» **WHAT YOU NEED TO DO**
Below is a set of records. Repeat all of them exactly.

[Data records]
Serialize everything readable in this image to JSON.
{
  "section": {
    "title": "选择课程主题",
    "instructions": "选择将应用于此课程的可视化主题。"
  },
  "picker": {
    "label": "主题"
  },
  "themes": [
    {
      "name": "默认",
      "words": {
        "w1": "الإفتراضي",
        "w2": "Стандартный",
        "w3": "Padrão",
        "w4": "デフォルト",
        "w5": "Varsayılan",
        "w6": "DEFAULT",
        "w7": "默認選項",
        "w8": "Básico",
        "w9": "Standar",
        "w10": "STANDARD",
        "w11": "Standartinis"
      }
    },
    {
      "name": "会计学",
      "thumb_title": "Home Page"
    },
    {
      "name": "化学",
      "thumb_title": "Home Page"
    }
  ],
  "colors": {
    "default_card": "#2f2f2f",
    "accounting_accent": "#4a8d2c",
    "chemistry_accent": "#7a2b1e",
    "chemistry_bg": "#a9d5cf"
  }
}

» **EXERCISE ANSWER**
Serialize everything readable in this image to JSON.
{
  "section": {
    "title": "选择课程主题",
    "instructions": "选择将应用于此课程的可视化主题。"
  },
  "picker": {
    "label": "主题"
  },
  "themes": [
    {
      "name": "默认",
      "words": {
        "w1": "الإفتراضي",
        "w2": "Стандартный",
        "w3": "Padrão",
        "w4": "デフォルト",
        "w5": "Varsayılan",
        "w6": "DEFAULT",
        "w7": "默認選項",
        "w8": "Básico",
        "w9": "Standar",
        "w10": "STANDARD",
        "w11": "Standartinis"
      }
    },
    {
      "name": "会计学",
      "thumb_title": "Home Page"
    },
    {
      "name": "化学",
      "thumb_title": "Home Page"
    }
  ],
  "colors": {
    "default_card": "#2f2f2f",
    "accounting_accent": "#4a8d2c",
    "chemistry_accent": "#7a2b1e",
    "chemistry_bg": "#a9d5cf"
  }
}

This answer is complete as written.